Line by line, give the data again exactly as it appears, but without pictures.
[[ Extracted information, beginning ]]
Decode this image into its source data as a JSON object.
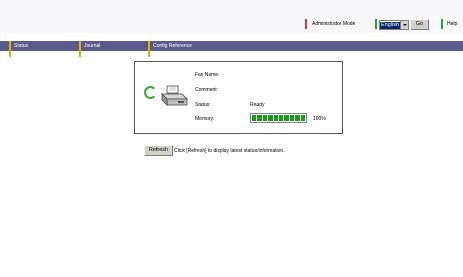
{
  "header": {
    "admin_mode_label": "Administrator Mode",
    "language_value": "English",
    "go_label": "Go",
    "help_label": "Help"
  },
  "nav": {
    "tabs": [
      {
        "label": "Status"
      },
      {
        "label": "Journal"
      },
      {
        "label": "Config Reference"
      }
    ]
  },
  "status": {
    "fax_name_label": "Fax Name:",
    "comment_label": "Comment:",
    "status_label": "Status:",
    "status_value": "Ready",
    "memory_label": "Memory:",
    "memory_percent": 100,
    "memory_text": "100%"
  },
  "refresh": {
    "button_label": "Refresh",
    "hint": "Click [Refresh] to display latest status/information."
  },
  "colors": {
    "nav_bg": "#5a5a8c",
    "tab_marker": "#e0b000",
    "admin_marker": "#d83a16",
    "green_accent": "#22a52a",
    "memory_fill": "#1b9a1b"
  },
  "icons": {
    "device": "fax-machine-icon",
    "activity": "refresh-cycle-icon",
    "dropdown": "chevron-down-icon"
  }
}
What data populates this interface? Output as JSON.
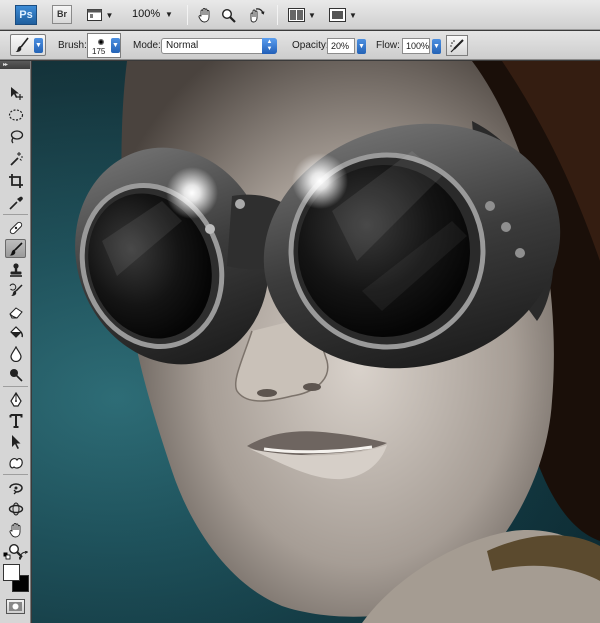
{
  "app": {
    "logo_label": "Ps",
    "bridge_label": "Br",
    "zoom_label": "100%",
    "icons": [
      "ps-logo",
      "bridge-icon",
      "screen-mode-icon",
      "hand-icon",
      "zoom-icon",
      "rotate-view-icon",
      "arrange-documents-icon",
      "screen-frame-icon"
    ]
  },
  "options": {
    "brush_label": "Brush:",
    "brush_size": "175",
    "mode_label": "Mode:",
    "mode_value": "Normal",
    "opacity_label": "Opacity:",
    "opacity_value": "20%",
    "flow_label": "Flow:",
    "flow_value": "100%"
  },
  "tools": {
    "header": "▸▸",
    "items": [
      "move-tool",
      "marquee-tool",
      "lasso-tool",
      "quick-selection-tool",
      "crop-tool",
      "eyedropper-tool",
      "healing-brush-tool",
      "brush-tool",
      "clone-stamp-tool",
      "history-brush-tool",
      "eraser-tool",
      "paint-bucket-tool",
      "blur-tool",
      "dodge-tool",
      "pen-tool",
      "type-tool",
      "path-selection-tool",
      "shape-tool",
      "3d-rotate-tool",
      "3d-orbit-tool",
      "hand-tool",
      "zoom-tool"
    ],
    "active": "brush-tool",
    "foreground_color": "#ffffff",
    "background_color": "#000000"
  },
  "colors": {
    "canvas_background": "#1d5c69",
    "accent": "#2463b6"
  }
}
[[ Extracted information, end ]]
» **Task solution**:
Decode this image into its source data as a JSON object.
{
  "header": {
    "admin_mode_label": "Administrator Mode",
    "language_value": "English",
    "go_label": "Go",
    "help_label": "Help"
  },
  "nav": {
    "tabs": [
      {
        "label": "Status"
      },
      {
        "label": "Journal"
      },
      {
        "label": "Config Reference"
      }
    ]
  },
  "status": {
    "fax_name_label": "Fax Name:",
    "comment_label": "Comment:",
    "status_label": "Status:",
    "status_value": "Ready",
    "memory_label": "Memory:",
    "memory_percent": 100,
    "memory_text": "100%"
  },
  "refresh": {
    "button_label": "Refresh",
    "hint": "Click [Refresh] to display latest status/information."
  },
  "colors": {
    "nav_bg": "#5a5a8c",
    "tab_marker": "#e0b000",
    "admin_marker": "#d83a16",
    "green_accent": "#22a52a",
    "memory_fill": "#1b9a1b"
  },
  "icons": {
    "device": "fax-machine-icon",
    "activity": "refresh-cycle-icon",
    "dropdown": "chevron-down-icon"
  }
}
What data populates this interface? Output as JSON.
{
  "app": {
    "logo_label": "Ps",
    "bridge_label": "Br",
    "zoom_label": "100%",
    "icons": [
      "ps-logo",
      "bridge-icon",
      "screen-mode-icon",
      "hand-icon",
      "zoom-icon",
      "rotate-view-icon",
      "arrange-documents-icon",
      "screen-frame-icon"
    ]
  },
  "options": {
    "brush_label": "Brush:",
    "brush_size": "175",
    "mode_label": "Mode:",
    "mode_value": "Normal",
    "opacity_label": "Opacity:",
    "opacity_value": "20%",
    "flow_label": "Flow:",
    "flow_value": "100%"
  },
  "tools": {
    "header": "▸▸",
    "items": [
      "move-tool",
      "marquee-tool",
      "lasso-tool",
      "quick-selection-tool",
      "crop-tool",
      "eyedropper-tool",
      "healing-brush-tool",
      "brush-tool",
      "clone-stamp-tool",
      "history-brush-tool",
      "eraser-tool",
      "paint-bucket-tool",
      "blur-tool",
      "dodge-tool",
      "pen-tool",
      "type-tool",
      "path-selection-tool",
      "shape-tool",
      "3d-rotate-tool",
      "3d-orbit-tool",
      "hand-tool",
      "zoom-tool"
    ],
    "active": "brush-tool",
    "foreground_color": "#ffffff",
    "background_color": "#000000"
  },
  "colors": {
    "canvas_background": "#1d5c69",
    "accent": "#2463b6"
  }
}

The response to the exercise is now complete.